When Panchamlal Mahto was a toddler, he would frequently squat and poop as the urge took him irrespective of where he was. His mother would take a handful of ash and sprinkle it over the 'gift'. The ash would absorb the liquid, enabling the whole mess to be easily swept away. Back then, Vinita was still not born. By the time she made her appearance into this world a little over two decades ago, Panchamlal was a middle-aged staid householder.
Today this unlikely pair is at the forefront of an incredible social revolution that takes what we consider to be a nuisance and turns it into wealth- alchemy at its finest!
Vinita works with Water Action, a partner of Megh Pyne Abhiyaan, which is an organization working on water and sanitation issues in Bihar. They advocate the use of Eco-san toilets, or as they are dubbed in the region 'faaydemand sauchalaya' – the profitable toilet.
These toilets work on a very simple principle. They separate urine and faeces- the urine is collected into a removable jar, to be used as liquid fertiliser. The faeces, which contain bacteria, are collected in an underground chamber to compost. Urine is not only rich in nitrogen and other nutrients but also gratifyingly sterile, so immediate use on food crops is possible. The addition of ashes in lieu of water after use removes odour and excess moisture. It also adds potash to the final product. The pan used in the toilets, with its separate outlets for urine, faeces, and ablution is a relatively new product but the concept behind it is as old as civilization itself.
For as long as they have been sowing seeds into the ground, humans have been using human manure to fertilise their fields. It is poetic in a way, since the process returns nutrients to the exact fields from where the farmer's family obtained them in the first place. The invention, promotion, and acceptance of flush toilets and water-based sewerage systems is a fascinating story, but here it is enough to say that the sewerage technology robbed the fields of what was their due. The faaydemand sauchalaya tries to restore justice.
It's an idea that makes perfect sense but when Vinita began speaking to the villagers about the toilets, she found that they had developed a mental block against using 'unclean' matter. People were reluctant to collect their urine and apply it to the fields, and reluctant to compost their faeces and use it as manure. It did not matter that they were doing it anyway when they would relieve themselves in the fields but the systemic harvesting of waste made them squeamish.
Thankfully for the village of Rupauliya, Panchamlal did not turn away with a shudder when Vinita approached him with her description of the 'faaydemand sauchalaya'. He stopped for a minute and remembered what his mother had done when he defecated in the middle of their house; he thought of how he and his wife would follow the same process before their own children were toilet-trained. So he became the first person in the village to construct an eco-san toilet.

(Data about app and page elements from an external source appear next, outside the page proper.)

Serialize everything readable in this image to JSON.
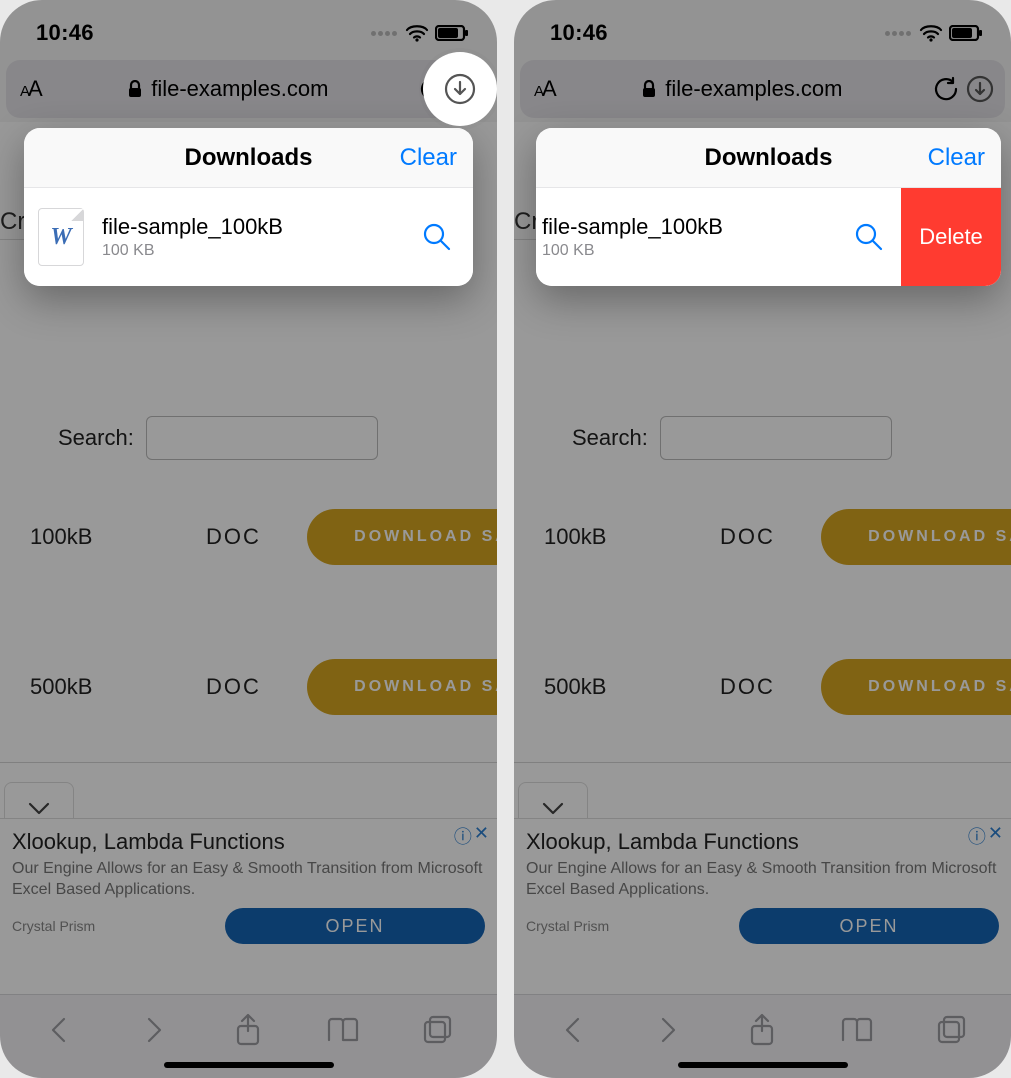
{
  "status": {
    "time": "10:46"
  },
  "urlbar": {
    "domain": "file-examples.com"
  },
  "page": {
    "cry_fragment": "Cry",
    "search_label": "Search:",
    "rows": [
      {
        "size": "100kB",
        "type": "DOC",
        "button": "DOWNLOAD SA"
      },
      {
        "size": "500kB",
        "type": "DOC",
        "button": "DOWNLOAD SA"
      }
    ]
  },
  "ad": {
    "title": "Xlookup, Lambda Functions",
    "desc": "Our Engine Allows for an Easy & Smooth Transition from Microsoft Excel Based Applications.",
    "brand": "Crystal Prism",
    "cta": "OPEN"
  },
  "downloads": {
    "title": "Downloads",
    "clear": "Clear",
    "item": {
      "name": "file-sample_100kB",
      "size": "100 KB",
      "doc_glyph": "W"
    },
    "delete": "Delete"
  }
}
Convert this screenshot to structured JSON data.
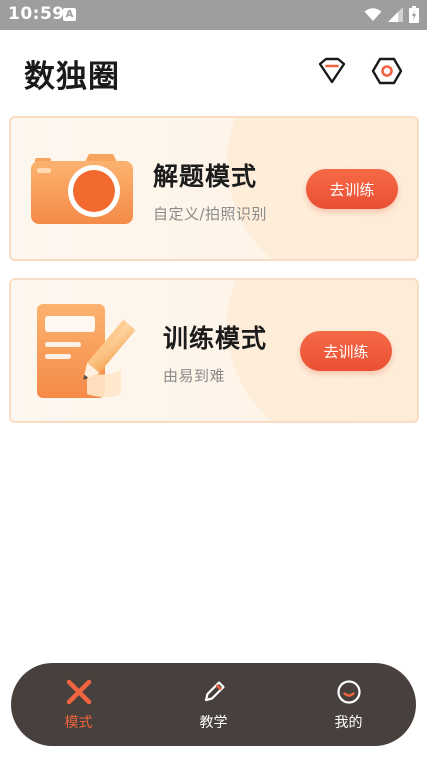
{
  "status_bar": {
    "time": "10:59",
    "app_icon_letter": "A"
  },
  "header": {
    "title": "数独圈",
    "icons": [
      "diamond-icon",
      "settings-icon"
    ]
  },
  "cards": [
    {
      "title": "解题模式",
      "subtitle": "自定义/拍照识别",
      "button_label": "去训练",
      "icon": "camera-icon"
    },
    {
      "title": "训练模式",
      "subtitle": "由易到难",
      "button_label": "去训练",
      "icon": "notepad-pencil-icon"
    }
  ],
  "bottom_nav": {
    "items": [
      {
        "label": "模式",
        "icon": "mode-icon",
        "active": true
      },
      {
        "label": "教学",
        "icon": "pencil-icon",
        "active": false
      },
      {
        "label": "我的",
        "icon": "profile-icon",
        "active": false
      }
    ]
  },
  "colors": {
    "accent": "#f0643f",
    "button": "#ec5538",
    "card_border": "#f8dcc3",
    "nav_bg": "#47403d",
    "status_bar": "#9e9e9e"
  }
}
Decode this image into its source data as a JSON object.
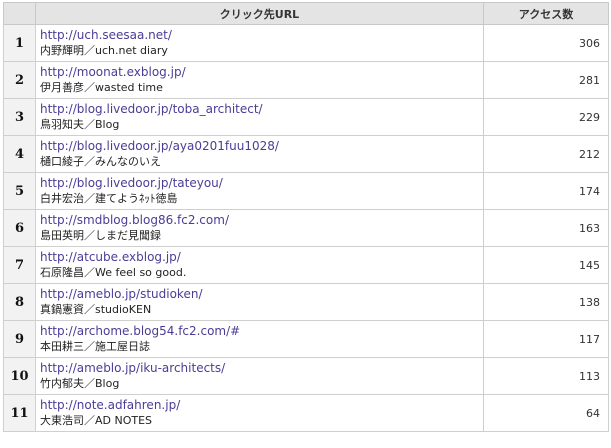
{
  "table": {
    "header_rank": "",
    "header_url": "クリック先URL",
    "header_count": "アクセス数",
    "rows": [
      {
        "rank": "1",
        "url": "http://uch.seesaa.net/",
        "author": "内野輝明／uch.net diary",
        "count": "306"
      },
      {
        "rank": "2",
        "url": "http://moonat.exblog.jp/",
        "author": "伊月善彦／wasted time",
        "count": "281"
      },
      {
        "rank": "3",
        "url": "http://blog.livedoor.jp/toba_architect/",
        "author": "鳥羽知夫／Blog",
        "count": "229"
      },
      {
        "rank": "4",
        "url": "http://blog.livedoor.jp/aya0201fuu1028/",
        "author": "樋口綾子／みんなのいえ",
        "count": "212"
      },
      {
        "rank": "5",
        "url": "http://blog.livedoor.jp/tateyou/",
        "author": "白井宏治／建てようﾈｯﾄ徳島",
        "count": "174"
      },
      {
        "rank": "6",
        "url": "http://smdblog.blog86.fc2.com/",
        "author": "島田英明／しまだ見聞録",
        "count": "163"
      },
      {
        "rank": "7",
        "url": "http://atcube.exblog.jp/",
        "author": "石原隆昌／We feel so good.",
        "count": "145"
      },
      {
        "rank": "8",
        "url": "http://ameblo.jp/studioken/",
        "author": "真鍋憲資／studioKEN",
        "count": "138"
      },
      {
        "rank": "9",
        "url": "http://archome.blog54.fc2.com/#",
        "author": "本田耕三／施工屋日誌",
        "count": "117"
      },
      {
        "rank": "10",
        "url": "http://ameblo.jp/iku-architects/",
        "author": "竹内郁夫／Blog",
        "count": "113"
      },
      {
        "rank": "11",
        "url": "http://note.adfahren.jp/",
        "author": "大東浩司／AD NOTES",
        "count": "64"
      }
    ]
  },
  "colors": {
    "link": "#4b3c96",
    "header_bg": "#e4e4e4",
    "rank_bg": "#f2f2f2",
    "border": "#cfcfcf"
  }
}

His neighbours saw the convenience and profit that Panchamlal obtained from his toilet. He no longer had to scurry out of the village every morning, and his kitchen garden could make anyone green with envy. Today, 31 of the 38 households in the village have and use eco-san toilets. The others have either migrated, or have no space near their homes.
When I spoke with Panchamlal, I asked him if the prospect of using human waste did not make him squeamish. He looked at me and explained confidently and deliberately that it is happening anyway. If there are no toilets, people defecate in the open, and then the faeces get washed into the fields. The toilets make the process safe, especially in times of floods. Also, the compost is applied to the roots; it never touches the edible parts of the plant.
When I asked him if he also spoke to his neighbours as convincingly as he spoke to me, he smiled at me and said. "If I hadn't, would all this have happened?"